If I am more concerned about the social gospel, rather than the truth of the gospel, my priorities are dangerously confused. My vote must reflect a loyalty to God and His Word, which brings me to the next point:
2. I must vote for the candidate that will promote Biblical values
When Jethro, Moses’ father-in-law, saw Moses spending all his days judging the Israelites, he wisely warned Moses to select several men to take his place, or else he would surely become exhausted. He told Moses,
“…look for able men from all the people, men who fear God, who are trustworthy and hate a bribe, and place such men over the people as chiefs of thousands, of hundreds, of fifties, and of tens.” (Exodus 18:21)
Moses later told each tribe of Israel,
“Choose for your tribes wise, understanding, and experienced men, and I will appoint them as your heads.” (Deuteronomy 1:13)
Mind you, these were not religious leaders; these were political leaders. They were to be (1) fearful of God, (2) trustworthy, (3) wise and understanding, and (4) experienced. Though we are no longer under the Mosaical system in this New Testament age, I believe the principles for selecting political leaders still apply today. Can a politician “fear God” and be “wise and understanding,” yet promote a homosexual lifestyle, support the murder of unborn children, advance the degradation of property rights through socialism, and foster a culture of intolerance toward religion? I don’t believe it is possible. I cannot vote in favor of such a man. Christians will one day give an account for everything they do, including how they vote (Rom. 14:12).
3. I must vote for the candidate that will help the church glorify God
The purpose of the church is to glorify God (cf. Eph. 3:21). The church fulfills this purpose through several methods, including evangelism (Matt. 28:19; Mark 16:15; etc.), benevolence & compassion (Jas. 1:27; Titus 3:8; etc.), teaching the truth of God’s Word (Titus 2:1-10; 1 Tim. 4:13; 1 Cor. 1:21; etc.), and worshiping Him (Heb. 13:15; Luke 4:8; 1 Pet. 2:5; etc.). Before I cast my vote for a particular person or political platform, I must ask myself, “Will this help or hinder the work of the church?”
Consider how the church must teach the truth of God’s Word. When selecting a leader, which person or platform might potentially make it more difficult to speak out about sin? Consider Canada, which in 2004 passed bill C-250, which made it a hate crime to speak against homosexuality. Churches in that country must now walk a legal tight rope when preaching from passages like Romans 1:26-27 or 1 Corinthians 6:9-10 or Jude 7. I must vote in a way that will protect our freedom to teach truth.

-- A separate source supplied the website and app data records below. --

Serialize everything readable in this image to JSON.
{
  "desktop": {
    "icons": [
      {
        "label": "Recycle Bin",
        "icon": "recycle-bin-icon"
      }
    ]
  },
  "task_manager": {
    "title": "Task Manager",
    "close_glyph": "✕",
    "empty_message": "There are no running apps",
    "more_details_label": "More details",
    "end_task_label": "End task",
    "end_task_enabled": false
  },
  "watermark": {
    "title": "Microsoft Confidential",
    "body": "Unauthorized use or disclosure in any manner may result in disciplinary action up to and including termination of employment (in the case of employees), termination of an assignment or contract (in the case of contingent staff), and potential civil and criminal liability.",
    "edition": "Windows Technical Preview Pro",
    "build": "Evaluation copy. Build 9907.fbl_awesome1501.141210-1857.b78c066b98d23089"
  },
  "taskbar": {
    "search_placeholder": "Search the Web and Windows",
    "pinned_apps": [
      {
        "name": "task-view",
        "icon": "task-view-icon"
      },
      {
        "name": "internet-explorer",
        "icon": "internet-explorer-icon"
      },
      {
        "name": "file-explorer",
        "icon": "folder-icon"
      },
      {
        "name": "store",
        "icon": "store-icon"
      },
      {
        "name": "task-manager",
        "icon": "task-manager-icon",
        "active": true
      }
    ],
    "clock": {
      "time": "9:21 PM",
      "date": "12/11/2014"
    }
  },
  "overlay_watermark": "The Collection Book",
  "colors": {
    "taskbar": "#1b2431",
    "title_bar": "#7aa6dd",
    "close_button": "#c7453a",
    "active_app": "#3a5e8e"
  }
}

Consider how the church must be benevolent & compassionate. Which candidate is most likely to believe that the government should provide for the social welfare of the populace, rather than the church and the individual Christian? Which political platform will most likely push for higher tax rates, thus lowering the amount of money Christians are able to contribute to the Lord’s work? Which candidate is most likely to push government programs that teach secular values, thus undermining the true morality taught in the Bible?
Since Christians must “seek first the Kingdom of God,” the church must take precedence in how we vote. We must ensure that our vote magnifies the church of Christ, rather than minimizes its influence.
This political season is hot enough to give anyone high blood pressure. Regardless of the outcome of this election – or any election – we need to remember that our citizenship is in Heaven. This world is nothing but a small vapor in comparison to the eternity that awaits us. Though the present religious and moral direction of our country should be alarming to every Christian, we can be assured that “nothing can separate us from the love of God” (Rom. 8:38). Everything we do should be done with the intention of bringing glory to Him (cf. Col. 3:17; 2 Pet. 3:18).